# Action item
Check each line of the data for "deze", then give the number of lines that have it, without any other words.

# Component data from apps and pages
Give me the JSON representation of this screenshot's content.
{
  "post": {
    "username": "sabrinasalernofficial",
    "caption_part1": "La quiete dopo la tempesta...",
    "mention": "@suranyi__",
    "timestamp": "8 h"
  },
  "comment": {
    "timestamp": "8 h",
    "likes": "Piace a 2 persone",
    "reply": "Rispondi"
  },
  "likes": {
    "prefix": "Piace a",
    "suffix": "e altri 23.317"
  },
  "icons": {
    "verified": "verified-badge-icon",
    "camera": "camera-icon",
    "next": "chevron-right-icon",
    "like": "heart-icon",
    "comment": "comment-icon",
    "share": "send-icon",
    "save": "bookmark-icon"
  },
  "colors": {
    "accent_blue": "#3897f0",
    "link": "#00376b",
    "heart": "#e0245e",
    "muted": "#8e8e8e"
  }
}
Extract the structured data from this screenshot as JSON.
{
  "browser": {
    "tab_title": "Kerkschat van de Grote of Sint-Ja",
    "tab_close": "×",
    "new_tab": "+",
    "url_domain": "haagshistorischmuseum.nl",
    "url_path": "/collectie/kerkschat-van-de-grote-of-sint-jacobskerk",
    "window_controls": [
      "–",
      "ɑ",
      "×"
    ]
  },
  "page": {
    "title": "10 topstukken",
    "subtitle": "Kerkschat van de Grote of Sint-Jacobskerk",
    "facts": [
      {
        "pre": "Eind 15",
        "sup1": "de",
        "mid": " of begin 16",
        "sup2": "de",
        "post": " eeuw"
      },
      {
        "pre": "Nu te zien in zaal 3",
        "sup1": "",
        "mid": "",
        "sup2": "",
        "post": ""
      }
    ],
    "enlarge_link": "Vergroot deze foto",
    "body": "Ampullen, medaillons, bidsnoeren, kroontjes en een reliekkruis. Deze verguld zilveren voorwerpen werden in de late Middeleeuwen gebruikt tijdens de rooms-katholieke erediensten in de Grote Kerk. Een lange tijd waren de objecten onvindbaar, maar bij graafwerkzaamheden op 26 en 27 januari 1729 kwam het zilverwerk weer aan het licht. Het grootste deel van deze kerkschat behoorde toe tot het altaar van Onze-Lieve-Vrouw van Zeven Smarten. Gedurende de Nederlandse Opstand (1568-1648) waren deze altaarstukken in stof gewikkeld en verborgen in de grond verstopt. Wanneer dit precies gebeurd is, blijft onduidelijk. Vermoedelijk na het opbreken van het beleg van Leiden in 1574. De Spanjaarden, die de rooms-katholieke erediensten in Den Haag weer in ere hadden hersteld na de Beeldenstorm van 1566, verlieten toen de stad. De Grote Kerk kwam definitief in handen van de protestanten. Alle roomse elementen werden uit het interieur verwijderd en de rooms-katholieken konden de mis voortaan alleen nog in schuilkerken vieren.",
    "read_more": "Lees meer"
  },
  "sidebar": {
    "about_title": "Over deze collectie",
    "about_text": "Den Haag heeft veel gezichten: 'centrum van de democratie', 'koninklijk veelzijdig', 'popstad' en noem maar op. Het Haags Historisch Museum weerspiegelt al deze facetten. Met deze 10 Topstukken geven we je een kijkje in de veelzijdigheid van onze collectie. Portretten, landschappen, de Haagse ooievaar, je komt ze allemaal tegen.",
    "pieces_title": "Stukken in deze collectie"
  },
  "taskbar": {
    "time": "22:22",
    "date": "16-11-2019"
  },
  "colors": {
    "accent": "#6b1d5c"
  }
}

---

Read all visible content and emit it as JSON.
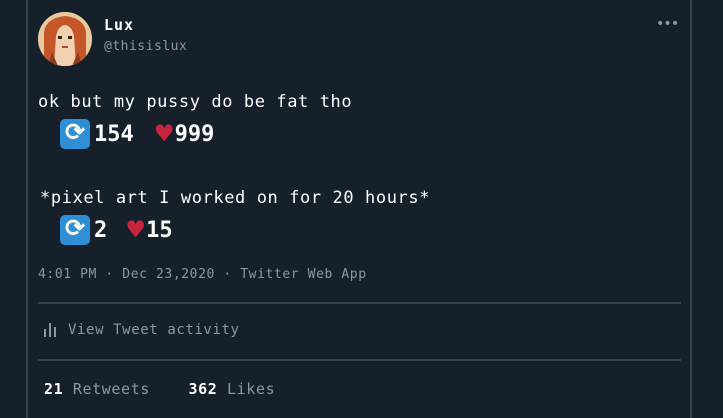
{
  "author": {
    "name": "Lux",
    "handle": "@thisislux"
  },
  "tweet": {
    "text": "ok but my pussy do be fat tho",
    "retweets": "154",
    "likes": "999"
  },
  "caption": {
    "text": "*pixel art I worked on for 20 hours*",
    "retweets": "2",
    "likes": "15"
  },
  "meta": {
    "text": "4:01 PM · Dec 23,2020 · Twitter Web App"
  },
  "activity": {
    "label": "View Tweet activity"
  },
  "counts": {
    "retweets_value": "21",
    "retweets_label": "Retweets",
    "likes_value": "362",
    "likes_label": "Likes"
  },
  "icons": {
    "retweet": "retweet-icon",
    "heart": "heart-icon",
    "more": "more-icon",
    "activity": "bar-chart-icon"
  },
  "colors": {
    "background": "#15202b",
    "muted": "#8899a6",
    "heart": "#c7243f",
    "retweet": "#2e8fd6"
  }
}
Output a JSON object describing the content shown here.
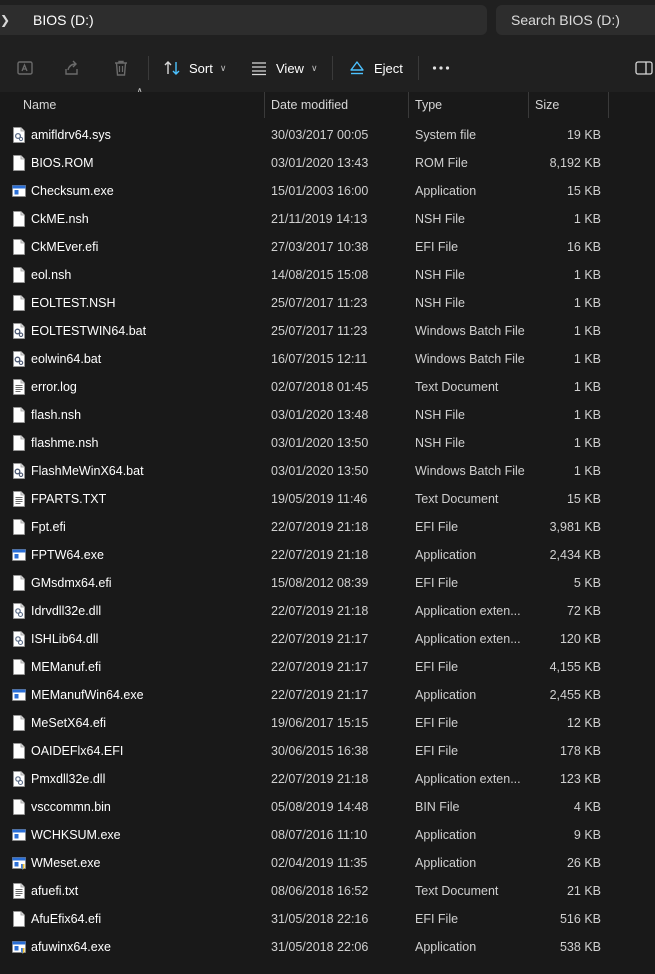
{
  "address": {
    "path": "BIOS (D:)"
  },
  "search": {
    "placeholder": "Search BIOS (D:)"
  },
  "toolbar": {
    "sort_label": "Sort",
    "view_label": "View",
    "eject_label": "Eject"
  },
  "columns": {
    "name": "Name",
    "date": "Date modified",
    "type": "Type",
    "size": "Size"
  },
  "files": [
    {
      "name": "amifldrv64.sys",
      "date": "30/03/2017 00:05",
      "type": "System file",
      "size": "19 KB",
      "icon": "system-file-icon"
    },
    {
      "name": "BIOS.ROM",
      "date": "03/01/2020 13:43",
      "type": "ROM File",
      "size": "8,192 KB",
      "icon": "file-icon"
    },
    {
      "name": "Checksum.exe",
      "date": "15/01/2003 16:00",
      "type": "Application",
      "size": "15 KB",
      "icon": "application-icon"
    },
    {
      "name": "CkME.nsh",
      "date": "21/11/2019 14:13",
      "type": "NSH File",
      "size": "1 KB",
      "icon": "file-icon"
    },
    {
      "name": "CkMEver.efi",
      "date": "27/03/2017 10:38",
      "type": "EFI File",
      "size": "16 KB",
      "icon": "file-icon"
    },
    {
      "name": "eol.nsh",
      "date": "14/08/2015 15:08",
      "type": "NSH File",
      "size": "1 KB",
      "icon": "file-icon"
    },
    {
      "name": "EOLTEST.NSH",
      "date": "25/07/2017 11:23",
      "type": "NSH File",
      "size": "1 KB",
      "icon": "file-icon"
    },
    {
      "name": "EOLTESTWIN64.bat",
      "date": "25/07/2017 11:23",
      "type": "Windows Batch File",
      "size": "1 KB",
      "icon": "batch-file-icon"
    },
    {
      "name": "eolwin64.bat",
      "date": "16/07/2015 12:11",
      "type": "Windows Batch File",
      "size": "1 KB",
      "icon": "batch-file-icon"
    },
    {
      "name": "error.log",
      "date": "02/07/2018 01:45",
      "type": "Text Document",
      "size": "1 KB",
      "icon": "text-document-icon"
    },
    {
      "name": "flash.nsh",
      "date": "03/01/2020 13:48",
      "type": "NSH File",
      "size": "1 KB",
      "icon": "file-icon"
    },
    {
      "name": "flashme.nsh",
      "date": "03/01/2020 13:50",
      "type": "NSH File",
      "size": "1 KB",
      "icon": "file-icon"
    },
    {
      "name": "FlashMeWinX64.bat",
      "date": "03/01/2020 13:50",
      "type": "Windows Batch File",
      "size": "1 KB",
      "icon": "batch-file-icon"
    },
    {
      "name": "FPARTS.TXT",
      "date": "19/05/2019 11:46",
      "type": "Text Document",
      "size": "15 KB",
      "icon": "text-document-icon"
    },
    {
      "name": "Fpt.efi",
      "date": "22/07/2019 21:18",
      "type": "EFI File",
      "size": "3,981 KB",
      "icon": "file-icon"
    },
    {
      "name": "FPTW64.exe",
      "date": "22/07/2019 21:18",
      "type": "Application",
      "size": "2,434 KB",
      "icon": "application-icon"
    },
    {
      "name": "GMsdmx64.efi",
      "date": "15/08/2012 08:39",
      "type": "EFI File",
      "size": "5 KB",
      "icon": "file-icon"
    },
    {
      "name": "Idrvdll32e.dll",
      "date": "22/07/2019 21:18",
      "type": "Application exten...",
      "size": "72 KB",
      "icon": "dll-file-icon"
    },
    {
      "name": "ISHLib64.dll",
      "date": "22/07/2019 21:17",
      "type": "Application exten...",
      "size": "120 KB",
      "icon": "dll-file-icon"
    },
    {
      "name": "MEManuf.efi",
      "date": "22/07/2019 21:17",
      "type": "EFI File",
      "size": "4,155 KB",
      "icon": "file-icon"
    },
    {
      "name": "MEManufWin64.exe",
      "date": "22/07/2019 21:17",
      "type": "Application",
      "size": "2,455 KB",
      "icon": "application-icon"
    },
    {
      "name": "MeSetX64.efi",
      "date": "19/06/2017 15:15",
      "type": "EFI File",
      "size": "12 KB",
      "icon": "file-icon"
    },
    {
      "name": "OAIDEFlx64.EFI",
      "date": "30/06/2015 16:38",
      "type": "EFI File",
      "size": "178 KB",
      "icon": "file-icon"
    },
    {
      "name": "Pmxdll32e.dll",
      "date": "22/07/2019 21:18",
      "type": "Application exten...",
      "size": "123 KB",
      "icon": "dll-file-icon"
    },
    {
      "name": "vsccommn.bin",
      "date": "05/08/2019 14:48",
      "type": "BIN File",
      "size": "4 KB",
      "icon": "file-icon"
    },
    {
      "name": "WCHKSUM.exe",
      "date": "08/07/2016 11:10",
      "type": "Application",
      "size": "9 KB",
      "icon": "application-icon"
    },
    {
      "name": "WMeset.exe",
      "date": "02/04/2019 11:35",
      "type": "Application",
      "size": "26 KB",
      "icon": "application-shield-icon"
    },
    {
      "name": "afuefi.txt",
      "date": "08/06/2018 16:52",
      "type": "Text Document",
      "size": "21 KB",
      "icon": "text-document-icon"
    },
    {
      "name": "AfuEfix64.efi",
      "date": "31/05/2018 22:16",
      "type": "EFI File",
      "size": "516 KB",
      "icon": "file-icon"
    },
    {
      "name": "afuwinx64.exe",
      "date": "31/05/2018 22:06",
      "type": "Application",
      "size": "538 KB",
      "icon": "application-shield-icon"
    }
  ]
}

# Response to this task
5